There is many festivals called "Gionsai" in Japan, and the most famous Gionsai is held in July in Kyoto on a yearly basis. The purpose of those festivals is to welcome God called "Susanoono Mikoto" and to ask him to keep diseases from spreading.
The nearest Gionsai that I could take part in was held in Tsuchiura city, and I came here by 15 minutes' train ride. The show was scheduled to begin at 7pm, so I was just waiting for a while in this piazza.
People were standing by the street and some were having food at the table. It was a bit bright but suitable to take pics of the show as my camera is weak at taking dark scenery.
The first one was this "Shishimai" float. The meaning of "Shishimai" would be "The dance of a lion". This lion and dance allegedly came from China or India, but you could say it is now one of the traditional Japanese things.
The second float was this.
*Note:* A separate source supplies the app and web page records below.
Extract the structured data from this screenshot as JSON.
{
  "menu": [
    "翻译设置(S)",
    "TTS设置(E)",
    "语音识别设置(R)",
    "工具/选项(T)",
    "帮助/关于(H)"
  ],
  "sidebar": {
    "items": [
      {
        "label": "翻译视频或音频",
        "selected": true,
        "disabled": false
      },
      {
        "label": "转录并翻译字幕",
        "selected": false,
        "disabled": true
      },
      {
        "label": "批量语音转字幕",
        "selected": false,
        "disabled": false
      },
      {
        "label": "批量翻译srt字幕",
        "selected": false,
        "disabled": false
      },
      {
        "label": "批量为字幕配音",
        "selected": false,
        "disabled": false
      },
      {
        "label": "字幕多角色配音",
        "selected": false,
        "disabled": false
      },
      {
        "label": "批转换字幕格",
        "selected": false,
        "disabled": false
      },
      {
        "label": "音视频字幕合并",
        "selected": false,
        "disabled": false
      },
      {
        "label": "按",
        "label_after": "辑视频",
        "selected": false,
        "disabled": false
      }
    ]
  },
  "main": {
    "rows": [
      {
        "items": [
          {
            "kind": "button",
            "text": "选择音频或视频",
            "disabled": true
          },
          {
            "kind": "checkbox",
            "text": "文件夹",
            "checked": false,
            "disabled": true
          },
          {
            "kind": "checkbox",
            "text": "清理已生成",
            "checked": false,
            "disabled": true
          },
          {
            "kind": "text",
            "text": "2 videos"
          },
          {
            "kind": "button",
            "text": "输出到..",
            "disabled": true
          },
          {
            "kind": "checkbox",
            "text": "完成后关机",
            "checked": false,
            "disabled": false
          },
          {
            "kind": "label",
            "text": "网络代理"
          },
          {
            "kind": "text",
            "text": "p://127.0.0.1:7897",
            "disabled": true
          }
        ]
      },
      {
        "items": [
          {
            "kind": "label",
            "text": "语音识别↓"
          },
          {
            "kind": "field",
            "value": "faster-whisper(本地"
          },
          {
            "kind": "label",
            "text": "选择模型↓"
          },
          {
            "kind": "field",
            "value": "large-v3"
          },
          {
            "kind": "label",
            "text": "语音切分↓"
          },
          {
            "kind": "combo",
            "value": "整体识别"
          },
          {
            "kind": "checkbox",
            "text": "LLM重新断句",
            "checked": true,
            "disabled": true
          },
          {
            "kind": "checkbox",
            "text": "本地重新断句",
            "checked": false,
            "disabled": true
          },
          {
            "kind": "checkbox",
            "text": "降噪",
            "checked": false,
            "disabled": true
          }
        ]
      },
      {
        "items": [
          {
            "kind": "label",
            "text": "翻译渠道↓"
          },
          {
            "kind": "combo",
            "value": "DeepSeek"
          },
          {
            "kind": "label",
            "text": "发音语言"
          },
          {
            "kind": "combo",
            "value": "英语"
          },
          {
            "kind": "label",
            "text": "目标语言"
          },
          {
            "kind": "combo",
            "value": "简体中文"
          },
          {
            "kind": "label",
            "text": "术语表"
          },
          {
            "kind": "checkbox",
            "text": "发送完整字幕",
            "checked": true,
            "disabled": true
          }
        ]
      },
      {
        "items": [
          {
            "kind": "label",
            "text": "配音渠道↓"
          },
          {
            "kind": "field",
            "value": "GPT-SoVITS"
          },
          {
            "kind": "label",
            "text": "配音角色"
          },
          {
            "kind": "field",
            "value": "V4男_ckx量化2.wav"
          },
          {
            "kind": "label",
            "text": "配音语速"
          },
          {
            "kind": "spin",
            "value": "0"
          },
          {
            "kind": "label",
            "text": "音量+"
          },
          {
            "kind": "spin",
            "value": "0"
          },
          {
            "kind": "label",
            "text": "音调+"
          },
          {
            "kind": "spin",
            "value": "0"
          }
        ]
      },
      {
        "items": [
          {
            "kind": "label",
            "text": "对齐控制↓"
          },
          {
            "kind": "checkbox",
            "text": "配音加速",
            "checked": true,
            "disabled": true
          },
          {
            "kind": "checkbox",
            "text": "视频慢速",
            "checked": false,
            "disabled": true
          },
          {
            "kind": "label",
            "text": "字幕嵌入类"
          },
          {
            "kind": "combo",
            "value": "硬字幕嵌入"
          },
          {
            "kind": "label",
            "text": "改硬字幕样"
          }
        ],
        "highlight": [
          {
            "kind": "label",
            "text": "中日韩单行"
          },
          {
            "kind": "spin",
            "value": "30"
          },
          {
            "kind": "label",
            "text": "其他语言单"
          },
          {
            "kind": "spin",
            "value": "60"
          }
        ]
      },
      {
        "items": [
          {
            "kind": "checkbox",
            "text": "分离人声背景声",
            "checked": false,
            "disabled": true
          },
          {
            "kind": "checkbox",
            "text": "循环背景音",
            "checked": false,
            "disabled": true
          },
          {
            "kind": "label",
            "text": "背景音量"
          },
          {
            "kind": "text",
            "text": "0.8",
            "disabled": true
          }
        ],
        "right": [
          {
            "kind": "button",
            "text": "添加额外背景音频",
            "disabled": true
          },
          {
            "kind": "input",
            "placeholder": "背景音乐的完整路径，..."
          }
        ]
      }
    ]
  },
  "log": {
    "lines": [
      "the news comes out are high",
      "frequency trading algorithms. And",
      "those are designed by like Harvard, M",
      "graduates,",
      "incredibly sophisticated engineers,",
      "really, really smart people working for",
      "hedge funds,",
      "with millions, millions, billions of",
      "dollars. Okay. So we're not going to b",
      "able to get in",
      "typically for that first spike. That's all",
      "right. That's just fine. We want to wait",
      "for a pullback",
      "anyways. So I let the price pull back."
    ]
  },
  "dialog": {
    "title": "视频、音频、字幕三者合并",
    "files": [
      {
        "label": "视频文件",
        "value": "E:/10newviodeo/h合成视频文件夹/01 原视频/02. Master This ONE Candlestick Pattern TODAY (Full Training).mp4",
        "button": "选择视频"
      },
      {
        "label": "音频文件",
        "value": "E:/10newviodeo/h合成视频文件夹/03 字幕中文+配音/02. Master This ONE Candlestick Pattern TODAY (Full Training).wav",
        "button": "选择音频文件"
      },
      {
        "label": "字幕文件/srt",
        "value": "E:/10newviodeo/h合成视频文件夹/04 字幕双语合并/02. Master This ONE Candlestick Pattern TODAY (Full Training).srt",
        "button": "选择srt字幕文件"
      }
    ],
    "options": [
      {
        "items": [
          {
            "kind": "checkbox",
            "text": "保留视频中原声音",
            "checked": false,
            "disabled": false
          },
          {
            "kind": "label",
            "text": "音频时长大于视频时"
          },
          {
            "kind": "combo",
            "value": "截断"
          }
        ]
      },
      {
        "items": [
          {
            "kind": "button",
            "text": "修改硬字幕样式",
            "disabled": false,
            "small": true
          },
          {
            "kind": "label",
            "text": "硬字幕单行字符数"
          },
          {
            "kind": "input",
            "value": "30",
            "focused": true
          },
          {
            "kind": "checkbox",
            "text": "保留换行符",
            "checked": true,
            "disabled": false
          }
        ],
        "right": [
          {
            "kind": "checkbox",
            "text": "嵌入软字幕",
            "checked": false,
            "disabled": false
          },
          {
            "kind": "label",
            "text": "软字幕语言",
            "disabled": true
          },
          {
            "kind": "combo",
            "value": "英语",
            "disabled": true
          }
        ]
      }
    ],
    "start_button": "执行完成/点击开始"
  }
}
You can see some people on it playing instruments. The building behind the folat is a department store "Ito Yokado".
The third one. As I saw one float after another, it got darker and darker. The masked man seemed to be from the Heian period(794-1192) or older. I know much about the Japanese history, but nobody could instantly tell which period his costume was based on.
And the fourth one was with a Hyottoko-like dancer. As I explained before, the expression of Hyottoko masks is based on one made during making fire with a bamboo pipe. His dance was as funny as clowns'.
There were sooo many people watching this pageant show, and I felt hot partly due to wading through this crowd. It was about 33 degrees Celsius, but basically no matter how you dislike the heat, the summer festivals should be enjoyed while you're sweating.
I think those pictures aren't enough to tell you how those floats were moving around. So take a look at the video I uploaded below.